Life is chaotic; outcomes are uncertain; worrying is inevitable. In spite of knowing this intuitively, we tend to think of worrying types as ill-suited to endure the stress of living. New research suggests the opposite.
The New York Times reports on a new study published in Emotion, which found that “how people manage stress while waiting for high-stakes results is a validation of sorts for those who embrace their anxiety.” The study, which looked at 230 law school grads waiting on results from the bar exam in California over a four-month period of time, found that it’s better to freak out than to fool yourself.
Study author Kate Sweeny, an associate professor of psychology at the University of California, Riverside, wanted to see, basically, how these anxious souls waited—what coping mechanisms they used, and whether it was better to think positively or negatively during this time in terms of its impact on receiving the results themselves.
The waiting period of anxiety is, according to the Times, not often studied—most research in this arena apparently looks more specifically at how you handle bad life-altering news, and less about how you deal with the limbo of not knowing. While waiting for the results, Hoffman writes, “People tried to make time fly and their worries disappear: yoga and exercise, work, binge-watching television, talking with friends, not talking with friends. Drinking.”
A couple from the study, both awaiting bar exam results, each handled their anxiety differently. Mathieu Putterman preferred to keep calm and busy by caring for their dog, adopting the thinking that he could put off the bad feelings by doing anything but entertaining them. Why worry about the implications of failure, basically, if you don’t even know that you need to worry yet? His wife, Anna Evans Putterman, went the opposite route. She was fretful, telling Hoffman, “I would never say ‘I think I passed.’ What if I say it out loud and they haven’t graded my essays yet? Will someone hear?”
You might think worrying while waiting on an important result—something at this point you can’t do much about—may seem neurotic or pointless. But it’s more complicated than that. At its core, this study taps into how we define what it means to “wait well.” What do you do with yourself when you don’t know what’s going to happen?
Hoffman notes that most studies show that doing something is better than doing nothing when it comes to most worrying situations. Obviously this makes sense—the more actively you engage your mind away from a troubling situation, the less you’re going to suffer from those bad feelings. But the interesting part of the bar exam waiting study, Hoffman explains, is that this isn’t always true, and here, “almost no activity kept the waiters’ anxiety at bay over the long haul.”

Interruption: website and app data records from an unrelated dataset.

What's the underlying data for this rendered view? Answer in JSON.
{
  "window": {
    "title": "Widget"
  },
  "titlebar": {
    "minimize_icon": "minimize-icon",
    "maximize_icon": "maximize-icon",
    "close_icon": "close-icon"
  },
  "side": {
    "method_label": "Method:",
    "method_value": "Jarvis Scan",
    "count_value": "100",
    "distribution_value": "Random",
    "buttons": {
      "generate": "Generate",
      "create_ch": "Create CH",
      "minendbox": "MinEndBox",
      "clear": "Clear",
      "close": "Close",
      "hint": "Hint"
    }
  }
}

There were three main approaches to dealing with four months of the hellish unknown: ignoring it, looking for a silver lining (like that you’ll “grow as a person” even if you fail), and then the third:
…hoping for the best, bracing for the worst. These people worried constructively, doing what researchers call “defensive pessimism,” or “proactive coping.” They dive into the worry maelstrom, surfacing with contingency plans.

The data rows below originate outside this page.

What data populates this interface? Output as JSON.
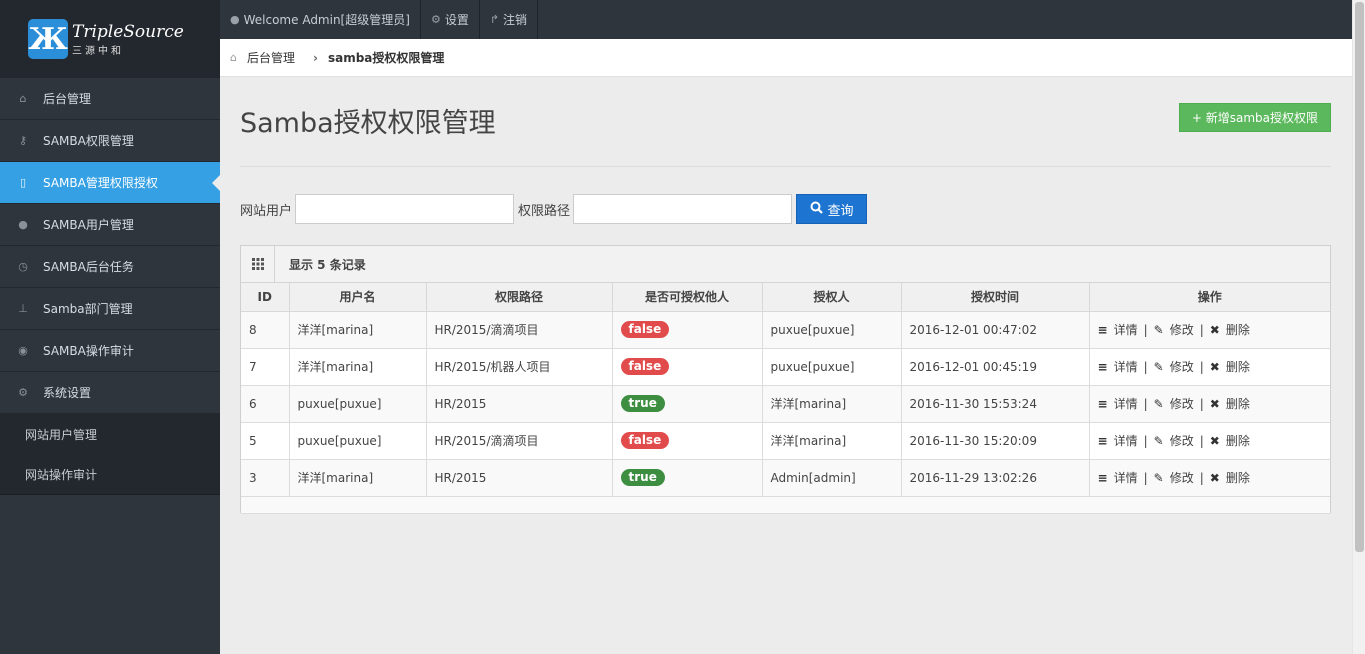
{
  "brand": {
    "mark": "Ж",
    "title": "TripleSource",
    "subtitle": "三源中和"
  },
  "sidebar": {
    "items": [
      {
        "label": "后台管理",
        "icon": "home-icon"
      },
      {
        "label": "SAMBA权限管理",
        "icon": "key-icon"
      },
      {
        "label": "SAMBA管理权限授权",
        "icon": "file-icon"
      },
      {
        "label": "SAMBA用户管理",
        "icon": "user-icon"
      },
      {
        "label": "SAMBA后台任务",
        "icon": "clock-icon"
      },
      {
        "label": "Samba部门管理",
        "icon": "sitemap-icon"
      },
      {
        "label": "SAMBA操作审计",
        "icon": "eye-icon"
      },
      {
        "label": "系统设置",
        "icon": "gears-icon"
      }
    ],
    "active_index": 2,
    "sub_items": [
      {
        "label": "网站用户管理"
      },
      {
        "label": "网站操作审计"
      }
    ]
  },
  "topbar": {
    "welcome": "Welcome Admin[超级管理员]",
    "settings": "设置",
    "logout": "注销"
  },
  "breadcrumb": {
    "home": "后台管理",
    "current": "samba授权权限管理"
  },
  "page": {
    "title": "Samba授权权限管理",
    "add_button": "+ 新增samba授权权限"
  },
  "search": {
    "user_label": "网站用户",
    "user_value": "",
    "path_label": "权限路径",
    "path_value": "",
    "button": "查询"
  },
  "table": {
    "summary": "显示 5 条记录",
    "columns": [
      "ID",
      "用户名",
      "权限路径",
      "是否可授权他人",
      "授权人",
      "授权时间",
      "操作"
    ],
    "rows": [
      {
        "id": "8",
        "user": "洋洋[marina]",
        "path": "HR/2015/滴滴项目",
        "grant": "false",
        "grantor": "puxue[puxue]",
        "time": "2016-12-01 00:47:02"
      },
      {
        "id": "7",
        "user": "洋洋[marina]",
        "path": "HR/2015/机器人项目",
        "grant": "false",
        "grantor": "puxue[puxue]",
        "time": "2016-12-01 00:45:19"
      },
      {
        "id": "6",
        "user": "puxue[puxue]",
        "path": "HR/2015",
        "grant": "true",
        "grantor": "洋洋[marina]",
        "time": "2016-11-30 15:53:24"
      },
      {
        "id": "5",
        "user": "puxue[puxue]",
        "path": "HR/2015/滴滴项目",
        "grant": "false",
        "grantor": "洋洋[marina]",
        "time": "2016-11-30 15:20:09"
      },
      {
        "id": "3",
        "user": "洋洋[marina]",
        "path": "HR/2015",
        "grant": "true",
        "grantor": "Admin[admin]",
        "time": "2016-11-29 13:02:26"
      }
    ],
    "actions": {
      "detail": "详情",
      "edit": "修改",
      "delete": "删除",
      "separator": "|"
    }
  },
  "colors": {
    "accent": "#35a0e3",
    "sidebar": "#2e353d",
    "success": "#5cb85c",
    "danger": "#e24b4b",
    "true_badge": "#3e8e41",
    "primary": "#1e74d1"
  }
}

The key difference here is very possibly the “hoping” for the best instead of “expecting” it. That may seem like a pointless distinction, but by simply still wanting to pass the exam while being prepared to fail and retake it, you can be positive about the situation without irrationally choosing to “believe” you will certainly pass. One of them is just fingers-crossed, the other is being open to the positive outcome as much as the negative one.
Basically, by setting expectations low and sorting through all the negative outcomes and how they’d react or handle them, these participants gave themselves a leg up on a preparedness grounded in reality, not wishful thinking or avoidance. And what’s more, they were happier when the outcome was positive. Hoffman writes:

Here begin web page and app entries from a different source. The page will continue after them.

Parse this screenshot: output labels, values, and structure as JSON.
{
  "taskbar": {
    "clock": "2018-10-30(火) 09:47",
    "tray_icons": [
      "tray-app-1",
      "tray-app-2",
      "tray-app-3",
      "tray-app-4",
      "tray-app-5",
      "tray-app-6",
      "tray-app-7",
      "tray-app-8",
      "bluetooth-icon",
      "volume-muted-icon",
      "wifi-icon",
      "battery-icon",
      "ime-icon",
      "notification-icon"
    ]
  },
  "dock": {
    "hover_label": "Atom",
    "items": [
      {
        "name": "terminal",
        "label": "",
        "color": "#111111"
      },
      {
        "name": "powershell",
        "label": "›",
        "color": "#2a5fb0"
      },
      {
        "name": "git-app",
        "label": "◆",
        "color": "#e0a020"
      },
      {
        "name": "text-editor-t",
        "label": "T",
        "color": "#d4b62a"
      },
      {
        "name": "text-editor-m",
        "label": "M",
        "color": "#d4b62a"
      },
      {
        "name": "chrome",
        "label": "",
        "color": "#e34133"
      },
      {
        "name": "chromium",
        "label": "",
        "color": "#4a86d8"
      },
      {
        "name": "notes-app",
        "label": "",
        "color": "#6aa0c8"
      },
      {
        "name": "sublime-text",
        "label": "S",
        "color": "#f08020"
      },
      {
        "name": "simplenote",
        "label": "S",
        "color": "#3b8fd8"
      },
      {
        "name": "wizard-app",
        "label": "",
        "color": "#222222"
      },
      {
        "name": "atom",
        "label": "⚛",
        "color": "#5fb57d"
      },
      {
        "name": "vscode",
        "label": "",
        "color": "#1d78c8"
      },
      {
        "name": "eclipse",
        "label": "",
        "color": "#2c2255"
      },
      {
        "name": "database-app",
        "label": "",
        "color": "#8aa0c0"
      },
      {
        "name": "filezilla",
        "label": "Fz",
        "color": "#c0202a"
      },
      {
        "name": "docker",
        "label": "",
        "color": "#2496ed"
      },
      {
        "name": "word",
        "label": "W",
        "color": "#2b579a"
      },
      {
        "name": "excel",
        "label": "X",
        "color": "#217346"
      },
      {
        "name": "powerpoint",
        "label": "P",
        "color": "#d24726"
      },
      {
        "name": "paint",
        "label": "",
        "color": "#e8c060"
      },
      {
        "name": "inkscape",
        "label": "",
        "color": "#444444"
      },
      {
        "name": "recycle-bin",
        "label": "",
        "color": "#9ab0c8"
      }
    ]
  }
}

When it came to how people handled the news, “The poor waiters did great,” Dr. Sweeny said. If the news was bad, the worriers were ready with productive, reasonable responses. “And if they passed, they were elated.”
But you know who wasn’t OK? Everyone who remained calm!
“Those who sailed through the waiting period were shattered and paralyzed by the bad news,” Dr. Sweeny said. “And if they got good news, they felt underwhelmed. You know, like, ‘Big whoops!’ ”
Worriers should take a minute to claim victory—the thing you’ve been getting grief for doing possibly your entire life is actually a superior mechanism in some settings.
Ignorance, as it turns out, is not always bliss.
Image via USA/The Many Adventures of Winnie the Pooh.